What's needed: every entry, printed exactly, minus the images.

▸ **INPUT DATA**:

⁂

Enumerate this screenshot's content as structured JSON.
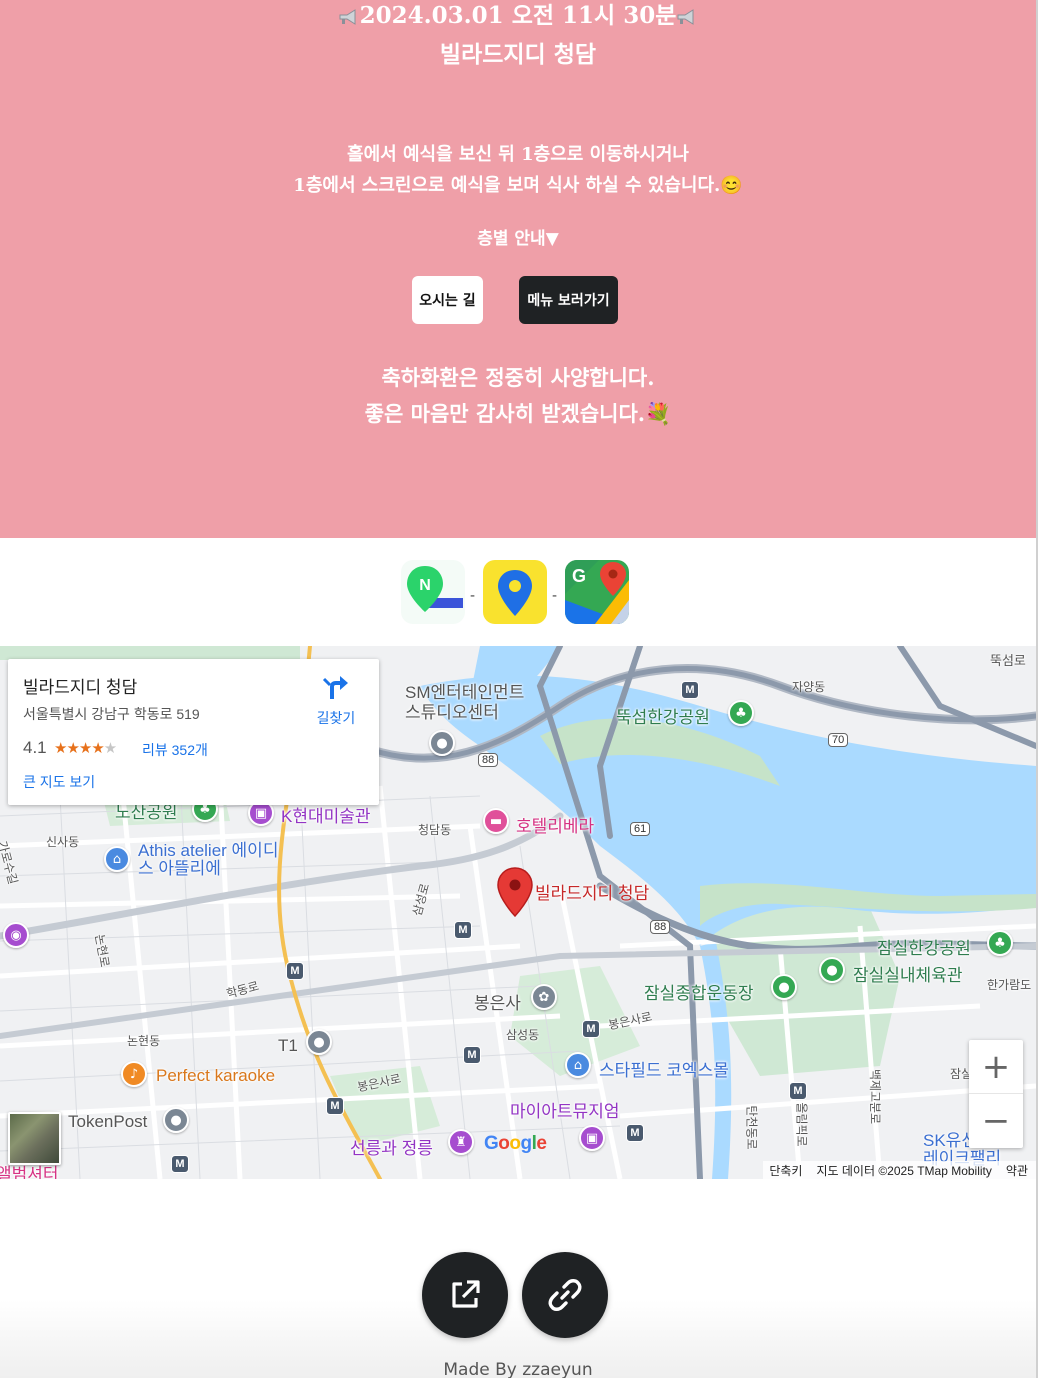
{
  "hero": {
    "date_line": "2024.03.01 오전 11시 30분",
    "venue": "빌라드지디 청담",
    "guide_line1": "홀에서 예식을 보신 뒤 1층으로 이동하시거나",
    "guide_line2": "1층에서 스크린으로 예식을 보며 식사 하실 수 있습니다.😊",
    "floor_toggle": "층별 안내▼",
    "btn_directions": "오시는 길",
    "btn_menu": "메뉴 보러가기",
    "flower_line1": "축하화환은 정중히 사양합니다.",
    "flower_line2": "좋은 마음만 감사히 받겠습니다.💐",
    "bg_color": "#ef9fa8"
  },
  "map_apps": {
    "icons": [
      "naver-map-icon",
      "kakao-map-icon",
      "google-maps-icon"
    ],
    "separator": "-"
  },
  "map": {
    "card": {
      "title": "빌라드지디 청담",
      "address": "서울특별시 강남구 학동로 519",
      "rating": "4.1",
      "stars": "★★★★★",
      "rating_value": 4.1,
      "reviews": "리뷰 352개",
      "big_map": "큰 지도 보기",
      "directions": "길찾기"
    },
    "labels": {
      "sm_ent": "SM엔터테인먼트",
      "sm_ent2": "스튜디오센터",
      "ttukseom_park": "뚝섬한강공원",
      "jayang": "자양동",
      "ttukseom_ro": "뚝섬로",
      "nosan_park": "노산공원",
      "k_museum": "K현대미술관",
      "cheongdam": "청담동",
      "hotel": "호텔리베라",
      "sinsa": "신사동",
      "athis": "Athis atelier 에이디",
      "athis2": "스 아뜰리에",
      "venue_pin": "빌라드지디 청담",
      "samseong_ro": "삼성로",
      "nonhyeon_ro": "논현로",
      "garosu": "가로수길",
      "hakdong_ro": "학동로",
      "bongeunsa": "봉은사",
      "jamsil_sports": "잠실종합운동장",
      "jamsil_indoor": "잠실실내체육관",
      "jamsil_park": "잠실한강공원",
      "hangaram": "한가람도",
      "samseong_dong": "삼성동",
      "bongeunsa_ro": "봉은사로",
      "nonhyeon_dong": "논현동",
      "t1": "T1",
      "karaoke": "Perfect karaoke",
      "starfield": "스타필드 코엑스몰",
      "bongeunsa_ro2": "봉은사로",
      "my_art": "마이아트뮤지엄",
      "tokenpost": "TokenPost",
      "seolleung": "선릉과 정릉",
      "tancheon": "탄천동로",
      "olympic": "올림픽로",
      "baekje": "백제고분로",
      "jamsil_dong": "잠실동",
      "sk": "SK유선",
      "lake": "레이크팰리",
      "album": "앨범셔터",
      "route88": "88",
      "route70": "70",
      "route61": "61"
    },
    "google_logo": "Google",
    "attribution": {
      "shortcuts": "단축키",
      "data": "지도 데이터 ©2025 TMap Mobility",
      "terms": "약관"
    },
    "zoom_in": "+",
    "zoom_out": "−",
    "metro_symbol": "M"
  },
  "footer": {
    "made_by": "Made By zzaeyun"
  }
}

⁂

▸ **RESULT OF THE EXERCISE**:
Enumerate this screenshot's content as structured JSON.
{
  "hero": {
    "date_line": "2024.03.01 오전 11시 30분",
    "venue": "빌라드지디 청담",
    "guide_line1": "홀에서 예식을 보신 뒤 1층으로 이동하시거나",
    "guide_line2": "1층에서 스크린으로 예식을 보며 식사 하실 수 있습니다.😊",
    "floor_toggle": "층별 안내▼",
    "btn_directions": "오시는 길",
    "btn_menu": "메뉴 보러가기",
    "flower_line1": "축하화환은 정중히 사양합니다.",
    "flower_line2": "좋은 마음만 감사히 받겠습니다.💐",
    "bg_color": "#ef9fa8"
  },
  "map_apps": {
    "icons": [
      "naver-map-icon",
      "kakao-map-icon",
      "google-maps-icon"
    ],
    "separator": "-"
  },
  "map": {
    "card": {
      "title": "빌라드지디 청담",
      "address": "서울특별시 강남구 학동로 519",
      "rating": "4.1",
      "stars": "★★★★★",
      "rating_value": 4.1,
      "reviews": "리뷰 352개",
      "big_map": "큰 지도 보기",
      "directions": "길찾기"
    },
    "labels": {
      "sm_ent": "SM엔터테인먼트",
      "sm_ent2": "스튜디오센터",
      "ttukseom_park": "뚝섬한강공원",
      "jayang": "자양동",
      "ttukseom_ro": "뚝섬로",
      "nosan_park": "노산공원",
      "k_museum": "K현대미술관",
      "cheongdam": "청담동",
      "hotel": "호텔리베라",
      "sinsa": "신사동",
      "athis": "Athis atelier 에이디",
      "athis2": "스 아뜰리에",
      "venue_pin": "빌라드지디 청담",
      "samseong_ro": "삼성로",
      "nonhyeon_ro": "논현로",
      "garosu": "가로수길",
      "hakdong_ro": "학동로",
      "bongeunsa": "봉은사",
      "jamsil_sports": "잠실종합운동장",
      "jamsil_indoor": "잠실실내체육관",
      "jamsil_park": "잠실한강공원",
      "hangaram": "한가람도",
      "samseong_dong": "삼성동",
      "bongeunsa_ro": "봉은사로",
      "nonhyeon_dong": "논현동",
      "t1": "T1",
      "karaoke": "Perfect karaoke",
      "starfield": "스타필드 코엑스몰",
      "bongeunsa_ro2": "봉은사로",
      "my_art": "마이아트뮤지엄",
      "tokenpost": "TokenPost",
      "seolleung": "선릉과 정릉",
      "tancheon": "탄천동로",
      "olympic": "올림픽로",
      "baekje": "백제고분로",
      "jamsil_dong": "잠실동",
      "sk": "SK유선",
      "lake": "레이크팰리",
      "album": "앨범셔터",
      "route88": "88",
      "route70": "70",
      "route61": "61"
    },
    "google_logo": "Google",
    "attribution": {
      "shortcuts": "단축키",
      "data": "지도 데이터 ©2025 TMap Mobility",
      "terms": "약관"
    },
    "zoom_in": "+",
    "zoom_out": "−",
    "metro_symbol": "M"
  },
  "footer": {
    "made_by": "Made By zzaeyun"
  }
}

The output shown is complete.